** PROBLEM TO SOLVE **
Bring together all lines of the material below that contain the string "Path".

** RECORDS SUPPLIED **
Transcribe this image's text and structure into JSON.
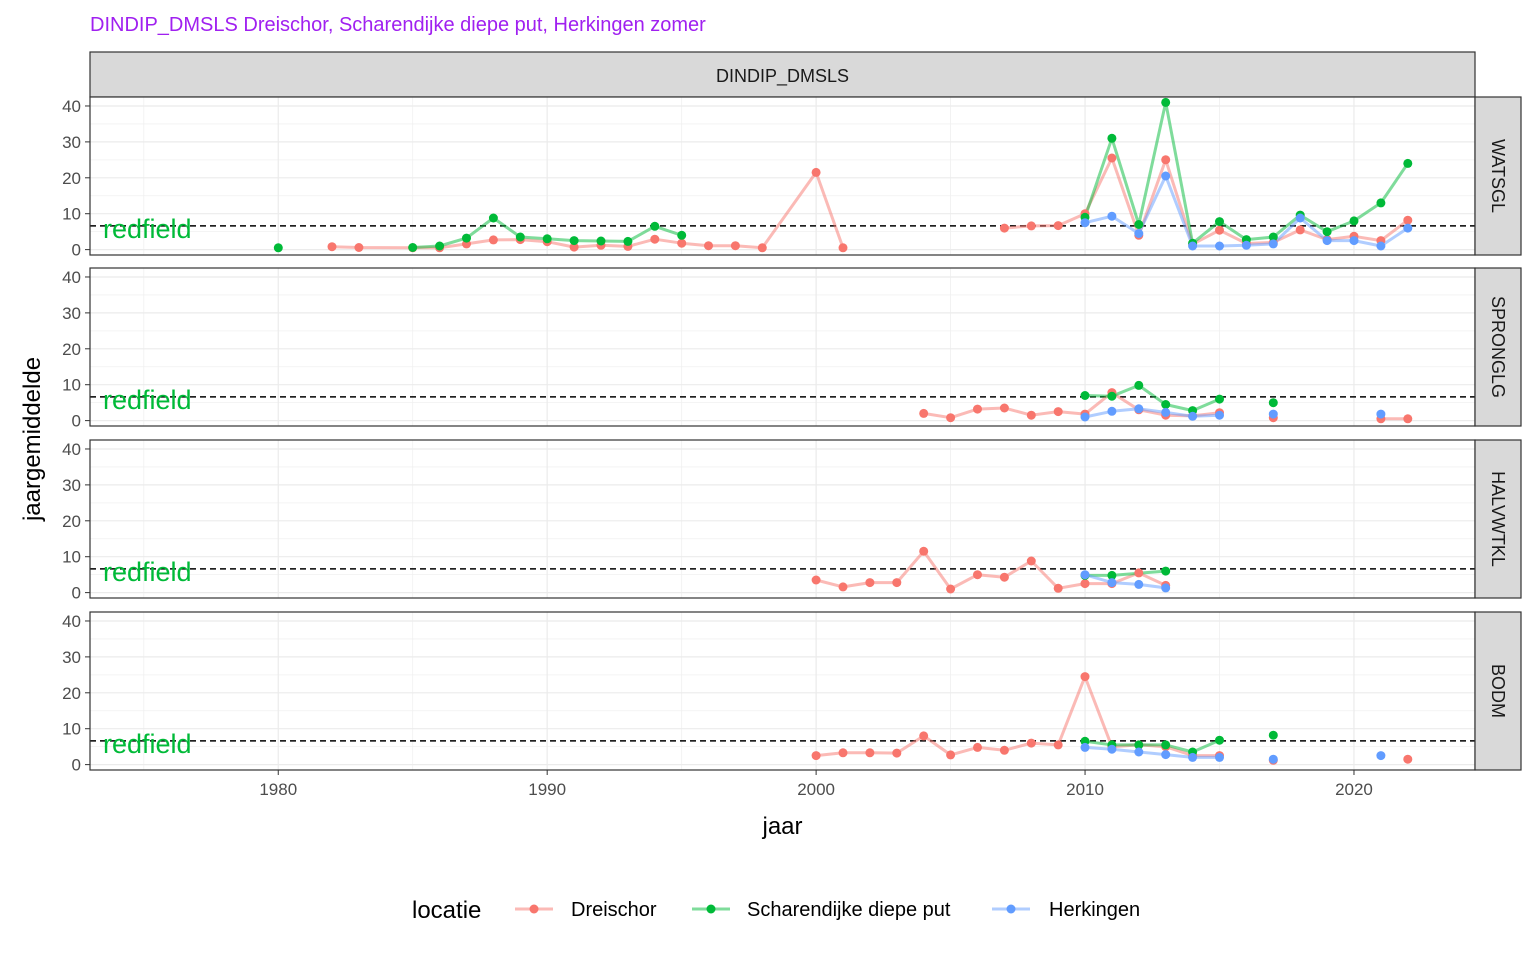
{
  "chart_data": {
    "type": "line",
    "title": "DINDIP_DMSLS Dreischor, Scharendijke diepe put, Herkingen zomer",
    "title_color": "#A020F0",
    "facet_column": "DINDIP_DMSLS",
    "xlabel": "jaar",
    "ylabel": "jaargemiddelde",
    "xlim": [
      1973,
      2024.5
    ],
    "ylim": [
      -1.5,
      42.5
    ],
    "x_ticks": [
      1980,
      1990,
      2000,
      2010,
      2020
    ],
    "y_ticks": [
      0,
      10,
      20,
      30,
      40
    ],
    "grid": true,
    "reference_line": {
      "y": 6.6,
      "label": "redfield",
      "color": "#00BA38",
      "style": "dashed"
    },
    "legend": {
      "title": "locatie",
      "position": "bottom"
    },
    "series_styles": [
      {
        "name": "Dreischor",
        "color": "#F8766D"
      },
      {
        "name": "Scharendijke diepe put",
        "color": "#00BA38"
      },
      {
        "name": "Herkingen",
        "color": "#619CFF"
      }
    ],
    "panels": [
      {
        "label": "WATSGL",
        "series": [
          {
            "name": "Dreischor",
            "segments": [
              [
                [
                  1982,
                  0.8
                ],
                [
                  1983,
                  0.6
                ],
                [
                  1985,
                  0.5
                ],
                [
                  1986,
                  0.5
                ],
                [
                  1987,
                  1.6
                ],
                [
                  1988,
                  2.7
                ],
                [
                  1989,
                  2.8
                ],
                [
                  1990,
                  2.2
                ],
                [
                  1991,
                  0.7
                ],
                [
                  1992,
                  1.2
                ],
                [
                  1993,
                  0.9
                ],
                [
                  1994,
                  2.9
                ],
                [
                  1995,
                  1.8
                ],
                [
                  1996,
                  1.1
                ],
                [
                  1997,
                  1.1
                ],
                [
                  1998,
                  0.5
                ],
                [
                  2000,
                  21.5
                ],
                [
                  2001,
                  0.5
                ]
              ],
              [
                [
                  2007,
                  6.0
                ],
                [
                  2008,
                  6.6
                ],
                [
                  2009,
                  6.7
                ],
                [
                  2010,
                  10.0
                ],
                [
                  2011,
                  25.5
                ],
                [
                  2012,
                  4.0
                ],
                [
                  2013,
                  25.0
                ],
                [
                  2014,
                  1.5
                ],
                [
                  2015,
                  5.4
                ],
                [
                  2016,
                  1.7
                ],
                [
                  2017,
                  2.0
                ],
                [
                  2018,
                  5.5
                ],
                [
                  2019,
                  2.8
                ],
                [
                  2020,
                  3.7
                ],
                [
                  2021,
                  2.5
                ],
                [
                  2022,
                  8.2
                ]
              ]
            ]
          },
          {
            "name": "Scharendijke diepe put",
            "segments": [
              [
                [
                  1980,
                  0.5
                ]
              ],
              [
                [
                  1985,
                  0.6
                ],
                [
                  1986,
                  1.0
                ],
                [
                  1987,
                  3.2
                ],
                [
                  1988,
                  8.8
                ],
                [
                  1989,
                  3.5
                ],
                [
                  1990,
                  3.0
                ],
                [
                  1991,
                  2.5
                ],
                [
                  1992,
                  2.4
                ],
                [
                  1993,
                  2.3
                ],
                [
                  1994,
                  6.5
                ],
                [
                  1995,
                  4.0
                ]
              ],
              [
                [
                  2010,
                  9.0
                ],
                [
                  2011,
                  31.0
                ],
                [
                  2012,
                  7.0
                ],
                [
                  2013,
                  41.0
                ],
                [
                  2014,
                  1.8
                ],
                [
                  2015,
                  7.8
                ],
                [
                  2016,
                  2.8
                ],
                [
                  2017,
                  3.5
                ],
                [
                  2018,
                  9.6
                ],
                [
                  2019,
                  5.0
                ],
                [
                  2020,
                  8.0
                ],
                [
                  2021,
                  13.0
                ],
                [
                  2022,
                  24.0
                ]
              ]
            ]
          },
          {
            "name": "Herkingen",
            "segments": [
              [
                [
                  2010,
                  7.5
                ],
                [
                  2011,
                  9.3
                ],
                [
                  2012,
                  4.5
                ],
                [
                  2013,
                  20.5
                ],
                [
                  2014,
                  1.0
                ],
                [
                  2015,
                  1.0
                ],
                [
                  2016,
                  1.2
                ],
                [
                  2017,
                  1.6
                ],
                [
                  2018,
                  8.8
                ],
                [
                  2019,
                  2.5
                ],
                [
                  2020,
                  2.5
                ],
                [
                  2021,
                  1.0
                ],
                [
                  2022,
                  6.0
                ]
              ]
            ]
          }
        ]
      },
      {
        "label": "SPRONGLG",
        "series": [
          {
            "name": "Dreischor",
            "segments": [
              [
                [
                  2004,
                  2.0
                ],
                [
                  2005,
                  0.8
                ],
                [
                  2006,
                  3.2
                ],
                [
                  2007,
                  3.5
                ],
                [
                  2008,
                  1.5
                ],
                [
                  2009,
                  2.5
                ],
                [
                  2010,
                  1.8
                ],
                [
                  2011,
                  7.8
                ],
                [
                  2012,
                  3.0
                ],
                [
                  2013,
                  1.5
                ],
                [
                  2014,
                  1.3
                ],
                [
                  2015,
                  2.2
                ]
              ],
              [
                [
                  2017,
                  0.8
                ]
              ],
              [
                [
                  2021,
                  0.5
                ],
                [
                  2022,
                  0.5
                ]
              ]
            ]
          },
          {
            "name": "Scharendijke diepe put",
            "segments": [
              [
                [
                  2010,
                  7.0
                ],
                [
                  2011,
                  6.8
                ],
                [
                  2012,
                  9.8
                ],
                [
                  2013,
                  4.5
                ],
                [
                  2014,
                  2.8
                ],
                [
                  2015,
                  6.0
                ]
              ],
              [
                [
                  2017,
                  5.0
                ]
              ]
            ]
          },
          {
            "name": "Herkingen",
            "segments": [
              [
                [
                  2010,
                  1.0
                ],
                [
                  2011,
                  2.6
                ],
                [
                  2012,
                  3.3
                ],
                [
                  2013,
                  2.3
                ],
                [
                  2014,
                  1.2
                ],
                [
                  2015,
                  1.5
                ]
              ],
              [
                [
                  2017,
                  1.8
                ]
              ],
              [
                [
                  2021,
                  1.8
                ]
              ]
            ]
          }
        ]
      },
      {
        "label": "HALVWTKL",
        "series": [
          {
            "name": "Dreischor",
            "segments": [
              [
                [
                  2000,
                  3.5
                ],
                [
                  2001,
                  1.6
                ],
                [
                  2002,
                  2.8
                ],
                [
                  2003,
                  2.8
                ],
                [
                  2004,
                  11.5
                ],
                [
                  2005,
                  1.0
                ],
                [
                  2006,
                  5.0
                ],
                [
                  2007,
                  4.3
                ],
                [
                  2008,
                  8.8
                ],
                [
                  2009,
                  1.2
                ],
                [
                  2010,
                  2.5
                ],
                [
                  2011,
                  2.5
                ],
                [
                  2012,
                  5.5
                ],
                [
                  2013,
                  2.0
                ]
              ]
            ]
          },
          {
            "name": "Scharendijke diepe put",
            "segments": [
              [
                [
                  2010,
                  4.8
                ],
                [
                  2011,
                  4.8
                ],
                [
                  2013,
                  6.0
                ]
              ]
            ]
          },
          {
            "name": "Herkingen",
            "segments": [
              [
                [
                  2010,
                  5.0
                ],
                [
                  2011,
                  2.8
                ],
                [
                  2012,
                  2.3
                ],
                [
                  2013,
                  1.3
                ]
              ]
            ]
          }
        ]
      },
      {
        "label": "BODM",
        "series": [
          {
            "name": "Dreischor",
            "segments": [
              [
                [
                  2000,
                  2.5
                ],
                [
                  2001,
                  3.3
                ],
                [
                  2002,
                  3.3
                ],
                [
                  2003,
                  3.2
                ],
                [
                  2004,
                  8.0
                ],
                [
                  2005,
                  2.7
                ],
                [
                  2006,
                  4.8
                ],
                [
                  2007,
                  4.0
                ],
                [
                  2008,
                  6.0
                ],
                [
                  2009,
                  5.5
                ],
                [
                  2010,
                  24.5
                ],
                [
                  2011,
                  5.0
                ],
                [
                  2012,
                  5.5
                ],
                [
                  2013,
                  5.0
                ],
                [
                  2014,
                  2.5
                ],
                [
                  2015,
                  2.5
                ]
              ],
              [
                [
                  2017,
                  1.2
                ]
              ],
              [
                [
                  2022,
                  1.5
                ]
              ]
            ]
          },
          {
            "name": "Scharendijke diepe put",
            "segments": [
              [
                [
                  2010,
                  6.5
                ],
                [
                  2011,
                  5.5
                ],
                [
                  2012,
                  5.5
                ],
                [
                  2013,
                  5.5
                ],
                [
                  2014,
                  3.5
                ],
                [
                  2015,
                  6.8
                ]
              ],
              [
                [
                  2017,
                  8.2
                ]
              ]
            ]
          },
          {
            "name": "Herkingen",
            "segments": [
              [
                [
                  2010,
                  4.8
                ],
                [
                  2011,
                  4.3
                ],
                [
                  2012,
                  3.5
                ],
                [
                  2013,
                  2.8
                ],
                [
                  2014,
                  2.0
                ],
                [
                  2015,
                  2.0
                ]
              ],
              [
                [
                  2017,
                  1.5
                ]
              ],
              [
                [
                  2021,
                  2.5
                ]
              ]
            ]
          }
        ]
      }
    ]
  }
}
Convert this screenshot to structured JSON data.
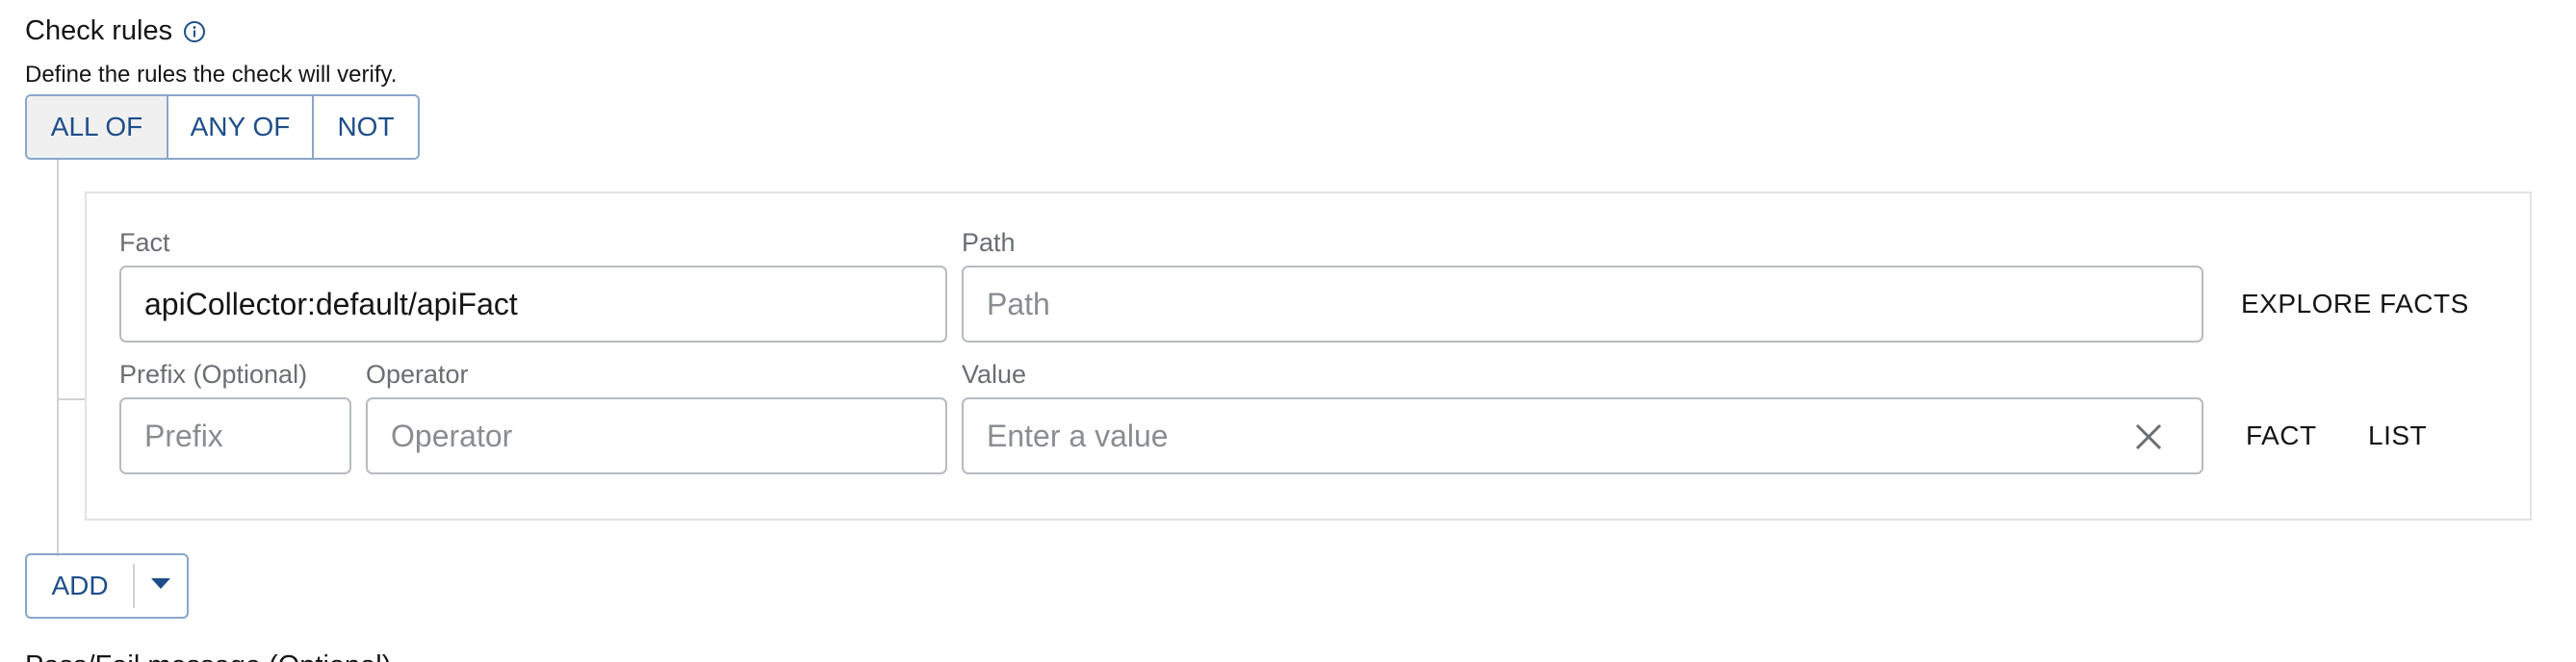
{
  "section": {
    "title": "Check rules",
    "description": "Define the rules the check will verify."
  },
  "toggle": {
    "all_of": "ALL OF",
    "any_of": "ANY OF",
    "not": "NOT"
  },
  "rule": {
    "fact_label": "Fact",
    "fact_value": "apiCollector:default/apiFact",
    "path_label": "Path",
    "path_placeholder": "Path",
    "explore_facts": "EXPLORE FACTS",
    "prefix_label": "Prefix (Optional)",
    "prefix_placeholder": "Prefix",
    "operator_label": "Operator",
    "operator_placeholder": "Operator",
    "value_label": "Value",
    "value_placeholder": "Enter a value",
    "fact_button": "FACT",
    "list_button": "LIST"
  },
  "add_button": {
    "label": "ADD"
  },
  "next_section": {
    "title_partial": "Pass/Fail message (Optional)"
  },
  "colors": {
    "accent": "#1d4e89",
    "border": "#8aa7c9",
    "placeholder": "#8a8d90",
    "label": "#6a6e73"
  }
}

** WRITTEN SOLUTION **
    "path_label": "Path",
    "path_placeholder": "Path",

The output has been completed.